Ever since spiritual rockers Creed hit it big, Wind-Up Records (among other record labels) has pulled every possible trick out of its hat to repeat their phenomenal success. The manufacturing of Creed clones has spawned bands such as Big Dismal, Nickelback, Kutless, and several others. One of those "others" who has garnered a significant amount of attention happens to be 12 Stones, also appropriately signed to Wind-Up, and unlike Creed, they are abashedly unashamed to share their faith. Even if they stand to earn a profit, credit must be given to Wind-Up for signing such an outspoken band.

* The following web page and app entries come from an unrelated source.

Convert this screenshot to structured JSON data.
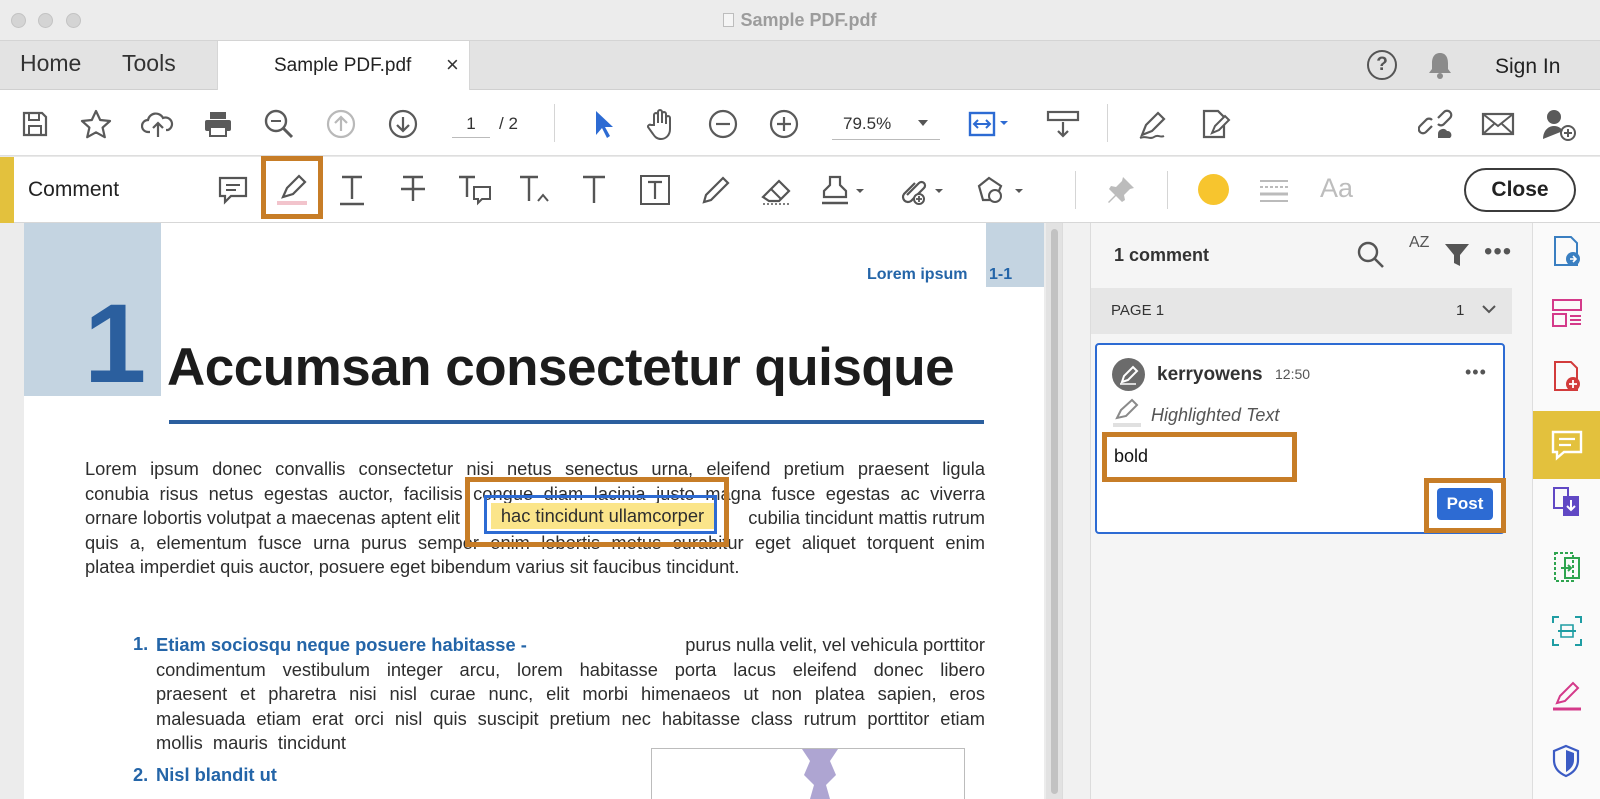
{
  "window": {
    "title": "Sample PDF.pdf"
  },
  "tabs": {
    "home": "Home",
    "tools": "Tools",
    "document": "Sample PDF.pdf",
    "close_glyph": "×",
    "sign_in": "Sign In"
  },
  "toolbar": {
    "page_current": "1",
    "page_total": "/ 2",
    "zoom": "79.5%"
  },
  "comment_bar": {
    "label": "Comment",
    "font_label": "Aa",
    "close_button": "Close",
    "highlight_color": "#f7c52e",
    "selected_tool_outline": "#c77d27"
  },
  "document": {
    "header_label": "Lorem ipsum",
    "header_page": "1-1",
    "chapter_number": "1",
    "chapter_title": "Accumsan consectetur quisque",
    "highlighted_text": "hac tincidunt ullamcorper",
    "paragraph_lines": [
      "Lorem ipsum donec convallis consectetur nisi netus senectus urna, eleifend pretium praesent ligula",
      "conubia risus netus egestas auctor, facilisis congue diam lacinia justo magna fusce egestas ac viverra",
      "ornare lobortis volutpat a maecenas aptent elit",
      "cubilia tincidunt mattis rutrum",
      "quis a, elementum fusce urna purus semper enim lobortis metus curabitur eget aliquet torquent enim",
      "platea imperdiet quis auctor, posuere eget bibendum varius sit faucibus tincidunt."
    ],
    "list": [
      {
        "number": "1.",
        "heading": "Etiam sociosqu neque posuere habitasse -",
        "first_line_rest": "purus nulla velit, vel vehicula porttitor",
        "lines": [
          "condimentum vestibulum integer arcu, lorem habitasse porta lacus eleifend donec libero",
          "praesent et pharetra nisi nisl curae nunc, elit morbi himenaeos ut non platea sapien, eros",
          "malesuada etiam erat orci nisl quis suscipit pretium nec habitasse class rutrum porttitor etiam",
          "mollis  mauris  tincidunt"
        ]
      },
      {
        "number": "2.",
        "heading": "Nisl blandit ut"
      }
    ]
  },
  "comments_panel": {
    "count_label": "1 comment",
    "sort_label": "AZ",
    "page_group": {
      "label": "PAGE 1",
      "count": "1"
    },
    "comment": {
      "author": "kerryowens",
      "time": "12:50",
      "type": "Highlighted Text",
      "input_value": "bold",
      "post_button": "Post"
    }
  }
}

Although 12 Stones might perform the same style of grunge rock as Creed (dismal guitar chords, incessant and pointless screaming, etc.), calling them just another rip-off would be a mistake. Sound-wise, they're comparable to Puddle of Mudd, the Deftones, and maybe a little Foo Fighters thrown in for good measure. When he wants to, Paul McCoy's vocals resemble Scott Stapp's ("In My Head," "Eric's Song"), but most of the time they radiate with a unique vibrance all their own. The other band members carry with them an organic air as fresh as crisp vegetables. Most notable is Eric Weaver's guitar work on "Home" and "My Life," and the thunderous performance of Aaron Gainer on drums during "Fade Away" and "Soulfire." Disappointingly, Kevin Dorr's bass work was denied any forefront and was sorely underproduced, resulting in only a few honorable mentions on "Eric's Song." For the record, Dorr's performance throughout the rest of the album is outstanding, but the point is that it lacks prominence.

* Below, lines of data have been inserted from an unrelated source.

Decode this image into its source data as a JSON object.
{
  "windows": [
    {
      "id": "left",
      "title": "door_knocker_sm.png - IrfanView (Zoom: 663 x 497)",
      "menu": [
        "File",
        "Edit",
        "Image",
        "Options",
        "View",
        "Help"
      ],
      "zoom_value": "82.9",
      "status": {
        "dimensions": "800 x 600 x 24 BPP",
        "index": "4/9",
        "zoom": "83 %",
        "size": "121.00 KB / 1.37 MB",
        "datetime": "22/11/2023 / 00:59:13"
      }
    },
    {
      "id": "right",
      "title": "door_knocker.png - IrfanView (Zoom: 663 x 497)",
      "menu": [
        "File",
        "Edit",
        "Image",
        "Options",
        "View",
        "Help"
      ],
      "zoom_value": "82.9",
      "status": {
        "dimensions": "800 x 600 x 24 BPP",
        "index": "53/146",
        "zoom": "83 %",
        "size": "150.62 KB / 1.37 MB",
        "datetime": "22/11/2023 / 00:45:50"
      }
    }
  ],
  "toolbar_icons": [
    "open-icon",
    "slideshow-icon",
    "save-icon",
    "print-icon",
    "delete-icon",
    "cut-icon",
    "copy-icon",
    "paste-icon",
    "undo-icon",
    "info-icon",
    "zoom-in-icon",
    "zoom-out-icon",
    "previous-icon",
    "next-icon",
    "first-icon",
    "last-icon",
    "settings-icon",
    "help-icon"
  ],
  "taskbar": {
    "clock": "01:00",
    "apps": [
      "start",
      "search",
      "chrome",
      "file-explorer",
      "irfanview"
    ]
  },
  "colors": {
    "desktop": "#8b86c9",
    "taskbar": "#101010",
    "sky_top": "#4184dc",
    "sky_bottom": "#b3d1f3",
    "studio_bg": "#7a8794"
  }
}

Tracks receiving top honors - or in other words, where the band best works together - include the hardcore mega-hit "Broken," an astral display of 12 Stones's ability to truly function as a unit, "Home," and "Eric's Song," which sounds like Third Day on a really, really good day. As a rocker, "Home" mulls along gracefully until the chorus, at which point it erupts into an angst-filled scream-fest, complete with plenty of guitar thrashing. "Eric's Song" is the last cut on the disc, and satisfyingly, the most upbeat. Instrumental work is rapid, yet steady, and Weaver cuts loose on the guitar solo near the end, bringing the album to a most climactic conclusion.

Perhaps the most exciting thing about 12 Stones is their commitment to spreading the Gospel through their music. For a mainstream band, they accomplish this extremely well, lacing every tune with some kind of spiritual agenda. While some searching must be done in rare instances, most messages stand out like a blatant slap in the face. "Crash" describes God's ever-watchful vigil over His children, no matter how far we fall away from Him; "Broken" is a prayer for the Father to erode our hardened hearts so that we might see the beauty of Christ's death on the cross; and the band commands Satan to "Back Up" on track seven. Using Matthew 7:5 as their support, 12 Stones then lashes back at those who criticize them in "My Life" for the way they look or for how they tour with the secular crowd. The two strongest, most poignant declarations of faith on the project come from "The Way I Feel" and "Soulfire." The first of these two songs acknowledges the sinfulness of human nature ("I know the world is pulling me more and more each day / I feel like the odd man out when I begin to pray") but then rejoices at the fact that Christ is alive and we are indeed forgiven ("You've given me so many things that I've never had / and all in all I know it's You that always pulls me through"). "Heavy worship" is the term that best describes "Soulfire," but the praise is offered sincerely: "You set my soul on fire / you take me so much higher / thank you for it all." Not only is it appropriate but also perfectly sums up the theme of this debut and the band's ministry.

Money-hungry or not, Wind-Up Records discovered a rare quality in 12 Stones. That quality is the ability to be relevant to a mainstream audience while still pushing a strong Christian ministry. Their debut has a few musical pitfalls ("Open Your Eyes," "My Life," "In My Head"), but this is otherwise a brilliant example of artistry and is heads or tails above any of the so-called "clones" out there. In short, these are rocks that cry out.